In “Elizabeth Bishop’s Causes for Excess,” Christopher Spaide (Harvard University) illustrates Bishop’s use of exclamation, particularly in her animal poems. The “loudness” or volume of the exclamations contribute to her “linguistic excess [which] morphs into emotional excess.” Spaide provides several detailed instances of what is sometimes a cry, bellow, or brouhaha among different species in Bishop’s “The Moose.” In the last line of stanza twenty-five, a bus passenger exclaims, “Look! It’s a she!” Similarly, in “Roosters,” Bishop’s male domestic fowls create a cacophony “each screaming, ‘This is where I live!’” (line 45). Spaide lends insight on the speech act of exclamation and its relation to sound in Bishop’s work.

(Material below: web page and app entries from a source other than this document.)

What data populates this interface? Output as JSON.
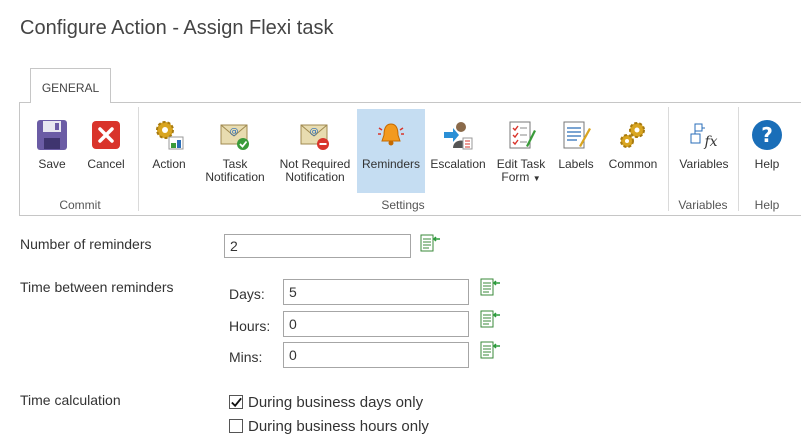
{
  "header": {
    "title": "Configure Action - Assign Flexi task"
  },
  "tab": {
    "label": "GENERAL"
  },
  "ribbon": {
    "buttons": {
      "save": "Save",
      "cancel": "Cancel",
      "action": "Action",
      "task_notification_1": "Task",
      "task_notification_2": "Notification",
      "not_required_1": "Not Required",
      "not_required_2": "Notification",
      "reminders": "Reminders",
      "escalation": "Escalation",
      "edit_task_form_1": "Edit Task",
      "edit_task_form_2": "Form",
      "labels": "Labels",
      "common": "Common",
      "variables": "Variables",
      "help": "Help"
    },
    "groups": {
      "commit": "Commit",
      "settings": "Settings",
      "variables": "Variables",
      "help": "Help"
    },
    "active": "reminders"
  },
  "form": {
    "number_of_reminders": {
      "label": "Number of reminders",
      "value": "2"
    },
    "time_between": {
      "label": "Time between reminders",
      "days_label": "Days:",
      "days_value": "5",
      "hours_label": "Hours:",
      "hours_value": "0",
      "mins_label": "Mins:",
      "mins_value": "0"
    },
    "time_calculation": {
      "label": "Time calculation",
      "option1": {
        "label": "During business days only",
        "checked": true
      },
      "option2": {
        "label": "During business hours only",
        "checked": false
      }
    }
  },
  "icons": [
    "save-icon",
    "cancel-icon",
    "action-gear-icon",
    "task-notification-icon",
    "not-required-notification-icon",
    "bell-icon",
    "escalation-icon",
    "edit-form-icon",
    "labels-icon",
    "common-gears-icon",
    "variables-fx-icon",
    "help-icon",
    "insert-reference-icon",
    "checkmark-icon"
  ],
  "colors": {
    "active_button": "#c5ddf2",
    "help_blue": "#1a6eb8",
    "cancel_red": "#d9342b",
    "save_purple": "#6b5ca5"
  }
}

Thomas Travisano’s (Hartwick College) “A Very Important Violence of Tone: Bishop’s ‘Roosters’ and Other Poems,” delves into Bishop’s employment of “the mechanisms of violence of tone” in several of her poems including “Roosters,” The Armadillo,” “The Fish,” her signature poem “The Map,” as well as the earlier Vassar poem, “Hymn to the Virgin,” among others. Travisano discussed the contentious correspondence between Bishop and Moore over Bishop’s poem “Roosters” and Bishop’s use of low-pitched diction to depict flashes of violence in the barnyard. With “The Armadillo,” Travisano focused on how Bishop moves from a “tone of subverted gentleness to violence” and claimed that the baby rabbit’s ears are short in the poem because they were burned away by the illegal fire balloon. Discussion ensued following Travisano’s paper as to whether or not the rabbit’s ears were in fact burned, or whether it is possible that there are short-eared rabbits in Brazil. Travisano brings to light the pervasive, often quiet brutality in the images and tones of many of Bishop’s poems.
ALA Boston 2019
The Elizabeth Bishop Society will feature two panels at the annual American Literature Association conference in Boston from May 23-26, 2019:
Bishop and the Literary Archive
Moderator, Bethany Hicok, Williams College, Massachusetts
1. “Elizabeth Bishop and Race in the Archive,” Marvin Campbell, the College of Wooster
2. “’I miss all that bright, detailed flatness’: Bishop in Brevard,” Charla Hughes, Louisiana State University
3. “’All the untidy activity’: Travel & the Picturesque in Bishop’s Writings,” Yaël Schlick, Queens University
4. “The Matter of Bishop’s Professionalism,” Claire Seiler, Dickinson College
5. “’Too Shy to Stop’: Elizabeth Bishop and the Scene of Reading,” Heather Treseler, Worcester State University and Visiting Scholar at the Brandeis Women’s Studies Research Center
6. “Odd Job: Bishop’s ‘The Fairy Toll-Taker,’” John Emil Vincent, Montreal-based poet, editor, & archivist
Bishop and Humor
Chair, Angus Cleghorn, Seneca College, Toronto
1. “Luminous Frogs: The Wit of Words in Air,” Thomas Travisano, Hartwick College
2. “’A mystic three-legged carrot’: Comical Absurdities and Apologies in Bishop’s Manuelzinho,” Amy Waite, Roehampton University
3. “Love and Comical Inadequacy,” Rachel Trousdale, Framington State University
4. “’Humorous Elbowings’: Funny Turns in Bishop’s Poems & Stories,” Jonathan Ellis, Sheffield University